→ Assignment:
Exactness is required. Restate every entry as written.

→ Records supplied:

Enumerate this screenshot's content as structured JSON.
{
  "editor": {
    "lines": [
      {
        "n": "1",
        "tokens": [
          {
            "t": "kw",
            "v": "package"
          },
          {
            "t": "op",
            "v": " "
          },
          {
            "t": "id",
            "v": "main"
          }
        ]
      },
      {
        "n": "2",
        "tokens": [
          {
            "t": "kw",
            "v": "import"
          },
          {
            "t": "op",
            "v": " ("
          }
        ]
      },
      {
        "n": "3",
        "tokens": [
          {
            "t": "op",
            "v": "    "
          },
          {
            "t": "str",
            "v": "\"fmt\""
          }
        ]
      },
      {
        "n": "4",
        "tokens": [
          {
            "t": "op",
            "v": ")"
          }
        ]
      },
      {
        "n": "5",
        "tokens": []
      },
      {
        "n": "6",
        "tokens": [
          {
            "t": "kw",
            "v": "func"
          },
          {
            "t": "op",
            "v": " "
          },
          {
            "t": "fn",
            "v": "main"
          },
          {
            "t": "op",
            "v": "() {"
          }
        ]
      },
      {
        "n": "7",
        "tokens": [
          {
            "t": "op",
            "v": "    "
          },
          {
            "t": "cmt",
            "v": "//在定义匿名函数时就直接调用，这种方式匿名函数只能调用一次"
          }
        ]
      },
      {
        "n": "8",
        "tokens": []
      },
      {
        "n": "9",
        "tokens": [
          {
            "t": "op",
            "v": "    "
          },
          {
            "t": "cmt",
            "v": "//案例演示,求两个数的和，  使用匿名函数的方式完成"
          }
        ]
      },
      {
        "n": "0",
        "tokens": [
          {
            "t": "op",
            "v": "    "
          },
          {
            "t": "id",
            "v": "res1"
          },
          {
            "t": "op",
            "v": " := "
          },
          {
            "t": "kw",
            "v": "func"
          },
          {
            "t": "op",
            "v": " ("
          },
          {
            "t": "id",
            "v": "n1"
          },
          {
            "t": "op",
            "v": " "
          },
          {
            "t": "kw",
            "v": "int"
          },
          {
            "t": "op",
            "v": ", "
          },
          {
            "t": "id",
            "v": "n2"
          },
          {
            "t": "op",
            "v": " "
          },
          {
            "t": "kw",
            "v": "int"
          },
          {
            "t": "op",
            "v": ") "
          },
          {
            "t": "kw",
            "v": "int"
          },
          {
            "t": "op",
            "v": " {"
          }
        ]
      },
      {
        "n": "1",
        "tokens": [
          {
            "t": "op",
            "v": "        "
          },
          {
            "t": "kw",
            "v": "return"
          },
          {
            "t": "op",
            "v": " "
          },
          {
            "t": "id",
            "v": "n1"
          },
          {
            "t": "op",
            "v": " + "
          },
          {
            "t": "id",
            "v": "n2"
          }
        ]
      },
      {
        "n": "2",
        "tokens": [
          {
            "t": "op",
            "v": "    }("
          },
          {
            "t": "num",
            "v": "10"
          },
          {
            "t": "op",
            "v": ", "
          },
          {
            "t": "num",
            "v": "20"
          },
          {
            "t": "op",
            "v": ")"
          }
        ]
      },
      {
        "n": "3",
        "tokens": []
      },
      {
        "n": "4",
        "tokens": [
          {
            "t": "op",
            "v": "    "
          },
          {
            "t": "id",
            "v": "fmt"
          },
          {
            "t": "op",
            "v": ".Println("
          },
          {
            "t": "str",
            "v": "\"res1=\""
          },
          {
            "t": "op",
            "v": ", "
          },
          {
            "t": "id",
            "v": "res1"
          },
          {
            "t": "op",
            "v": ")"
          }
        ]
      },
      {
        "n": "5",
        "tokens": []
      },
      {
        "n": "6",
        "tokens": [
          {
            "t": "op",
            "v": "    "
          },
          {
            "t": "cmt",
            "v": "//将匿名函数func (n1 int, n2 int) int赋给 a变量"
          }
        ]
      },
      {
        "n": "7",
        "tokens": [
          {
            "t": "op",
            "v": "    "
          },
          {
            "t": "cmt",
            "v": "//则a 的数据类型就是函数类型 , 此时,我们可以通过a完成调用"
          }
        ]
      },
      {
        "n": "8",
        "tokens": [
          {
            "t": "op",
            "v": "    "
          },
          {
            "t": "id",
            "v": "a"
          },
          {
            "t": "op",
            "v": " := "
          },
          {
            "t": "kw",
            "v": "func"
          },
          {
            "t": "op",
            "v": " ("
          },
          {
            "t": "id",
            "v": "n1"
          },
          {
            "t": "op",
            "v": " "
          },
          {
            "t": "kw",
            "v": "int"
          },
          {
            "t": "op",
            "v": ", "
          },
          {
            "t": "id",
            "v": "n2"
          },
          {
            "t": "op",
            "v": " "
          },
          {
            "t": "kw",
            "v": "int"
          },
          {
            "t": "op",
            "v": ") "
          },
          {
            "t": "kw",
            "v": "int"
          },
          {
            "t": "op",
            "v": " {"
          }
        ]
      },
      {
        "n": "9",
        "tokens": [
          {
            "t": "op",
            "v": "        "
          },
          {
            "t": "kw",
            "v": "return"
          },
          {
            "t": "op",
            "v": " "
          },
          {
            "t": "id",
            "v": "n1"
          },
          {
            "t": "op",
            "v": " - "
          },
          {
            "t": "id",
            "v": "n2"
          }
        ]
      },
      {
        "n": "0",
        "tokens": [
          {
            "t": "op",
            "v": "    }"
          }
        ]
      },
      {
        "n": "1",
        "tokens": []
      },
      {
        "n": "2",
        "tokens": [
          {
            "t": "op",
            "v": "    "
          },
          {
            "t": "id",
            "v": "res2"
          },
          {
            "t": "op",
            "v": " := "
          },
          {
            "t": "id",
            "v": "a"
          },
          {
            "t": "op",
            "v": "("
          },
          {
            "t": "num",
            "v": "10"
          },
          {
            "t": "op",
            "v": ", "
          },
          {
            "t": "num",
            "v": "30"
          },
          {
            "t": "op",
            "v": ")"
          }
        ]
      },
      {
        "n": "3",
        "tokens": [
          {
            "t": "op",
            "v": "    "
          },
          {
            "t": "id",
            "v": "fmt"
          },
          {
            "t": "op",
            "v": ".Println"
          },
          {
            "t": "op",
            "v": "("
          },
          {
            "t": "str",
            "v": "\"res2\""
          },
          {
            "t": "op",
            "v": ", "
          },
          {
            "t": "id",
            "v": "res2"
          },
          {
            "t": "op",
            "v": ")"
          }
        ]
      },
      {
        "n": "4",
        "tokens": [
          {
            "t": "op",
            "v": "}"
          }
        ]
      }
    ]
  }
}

→ Solution for this task:
Enumerate this screenshot's content as structured JSON.
{
  "editor": {
    "lines": [
      {
        "n": "1",
        "tokens": [
          {
            "t": "kw",
            "v": "package"
          },
          {
            "t": "op",
            "v": " "
          },
          {
            "t": "id",
            "v": "main"
          }
        ]
      },
      {
        "n": "2",
        "tokens": [
          {
            "t": "kw",
            "v": "import"
          },
          {
            "t": "op",
            "v": " ("
          }
        ]
      },
      {
        "n": "3",
        "tokens": [
          {
            "t": "op",
            "v": "    "
          },
          {
            "t": "str",
            "v": "\"fmt\""
          }
        ]
      },
      {
        "n": "4",
        "tokens": [
          {
            "t": "op",
            "v": ")"
          }
        ]
      },
      {
        "n": "5",
        "tokens": []
      },
      {
        "n": "6",
        "tokens": [
          {
            "t": "kw",
            "v": "func"
          },
          {
            "t": "op",
            "v": " "
          },
          {
            "t": "fn",
            "v": "main"
          },
          {
            "t": "op",
            "v": "() {"
          }
        ]
      },
      {
        "n": "7",
        "tokens": [
          {
            "t": "op",
            "v": "    "
          },
          {
            "t": "cmt",
            "v": "//在定义匿名函数时就直接调用，这种方式匿名函数只能调用一次"
          }
        ]
      },
      {
        "n": "8",
        "tokens": []
      },
      {
        "n": "9",
        "tokens": [
          {
            "t": "op",
            "v": "    "
          },
          {
            "t": "cmt",
            "v": "//案例演示,求两个数的和，  使用匿名函数的方式完成"
          }
        ]
      },
      {
        "n": "0",
        "tokens": [
          {
            "t": "op",
            "v": "    "
          },
          {
            "t": "id",
            "v": "res1"
          },
          {
            "t": "op",
            "v": " := "
          },
          {
            "t": "kw",
            "v": "func"
          },
          {
            "t": "op",
            "v": " ("
          },
          {
            "t": "id",
            "v": "n1"
          },
          {
            "t": "op",
            "v": " "
          },
          {
            "t": "kw",
            "v": "int"
          },
          {
            "t": "op",
            "v": ", "
          },
          {
            "t": "id",
            "v": "n2"
          },
          {
            "t": "op",
            "v": " "
          },
          {
            "t": "kw",
            "v": "int"
          },
          {
            "t": "op",
            "v": ") "
          },
          {
            "t": "kw",
            "v": "int"
          },
          {
            "t": "op",
            "v": " {"
          }
        ]
      },
      {
        "n": "1",
        "tokens": [
          {
            "t": "op",
            "v": "        "
          },
          {
            "t": "kw",
            "v": "return"
          },
          {
            "t": "op",
            "v": " "
          },
          {
            "t": "id",
            "v": "n1"
          },
          {
            "t": "op",
            "v": " + "
          },
          {
            "t": "id",
            "v": "n2"
          }
        ]
      },
      {
        "n": "2",
        "tokens": [
          {
            "t": "op",
            "v": "    }("
          },
          {
            "t": "num",
            "v": "10"
          },
          {
            "t": "op",
            "v": ", "
          },
          {
            "t": "num",
            "v": "20"
          },
          {
            "t": "op",
            "v": ")"
          }
        ]
      },
      {
        "n": "3",
        "tokens": []
      },
      {
        "n": "4",
        "tokens": [
          {
            "t": "op",
            "v": "    "
          },
          {
            "t": "id",
            "v": "fmt"
          },
          {
            "t": "op",
            "v": ".Println("
          },
          {
            "t": "str",
            "v": "\"res1=\""
          },
          {
            "t": "op",
            "v": ", "
          },
          {
            "t": "id",
            "v": "res1"
          },
          {
            "t": "op",
            "v": ")"
          }
        ]
      },
      {
        "n": "5",
        "tokens": []
      },
      {
        "n": "6",
        "tokens": [
          {
            "t": "op",
            "v": "    "
          },
          {
            "t": "cmt",
            "v": "//将匿名函数func (n1 int, n2 int) int赋给 a变量"
          }
        ]
      },
      {
        "n": "7",
        "tokens": [
          {
            "t": "op",
            "v": "    "
          },
          {
            "t": "cmt",
            "v": "//则a 的数据类型就是函数类型 , 此时,我们可以通过a完成调用"
          }
        ]
      },
      {
        "n": "8",
        "tokens": [
          {
            "t": "op",
            "v": "    "
          },
          {
            "t": "id",
            "v": "a"
          },
          {
            "t": "op",
            "v": " := "
          },
          {
            "t": "kw",
            "v": "func"
          },
          {
            "t": "op",
            "v": " ("
          },
          {
            "t": "id",
            "v": "n1"
          },
          {
            "t": "op",
            "v": " "
          },
          {
            "t": "kw",
            "v": "int"
          },
          {
            "t": "op",
            "v": ", "
          },
          {
            "t": "id",
            "v": "n2"
          },
          {
            "t": "op",
            "v": " "
          },
          {
            "t": "kw",
            "v": "int"
          },
          {
            "t": "op",
            "v": ") "
          },
          {
            "t": "kw",
            "v": "int"
          },
          {
            "t": "op",
            "v": " {"
          }
        ]
      },
      {
        "n": "9",
        "tokens": [
          {
            "t": "op",
            "v": "        "
          },
          {
            "t": "kw",
            "v": "return"
          },
          {
            "t": "op",
            "v": " "
          },
          {
            "t": "id",
            "v": "n1"
          },
          {
            "t": "op",
            "v": " - "
          },
          {
            "t": "id",
            "v": "n2"
          }
        ]
      },
      {
        "n": "0",
        "tokens": [
          {
            "t": "op",
            "v": "    }"
          }
        ]
      },
      {
        "n": "1",
        "tokens": []
      },
      {
        "n": "2",
        "tokens": [
          {
            "t": "op",
            "v": "    "
          },
          {
            "t": "id",
            "v": "res2"
          },
          {
            "t": "op",
            "v": " := "
          },
          {
            "t": "id",
            "v": "a"
          },
          {
            "t": "op",
            "v": "("
          },
          {
            "t": "num",
            "v": "10"
          },
          {
            "t": "op",
            "v": ", "
          },
          {
            "t": "num",
            "v": "30"
          },
          {
            "t": "op",
            "v": ")"
          }
        ]
      },
      {
        "n": "3",
        "tokens": [
          {
            "t": "op",
            "v": "    "
          },
          {
            "t": "id",
            "v": "fmt"
          },
          {
            "t": "op",
            "v": ".Println"
          },
          {
            "t": "op",
            "v": "("
          },
          {
            "t": "str",
            "v": "\"res2\""
          },
          {
            "t": "op",
            "v": ", "
          },
          {
            "t": "id",
            "v": "res2"
          },
          {
            "t": "op",
            "v": ")"
          }
        ]
      },
      {
        "n": "4",
        "tokens": [
          {
            "t": "op",
            "v": "}"
          }
        ]
      }
    ]
  }
}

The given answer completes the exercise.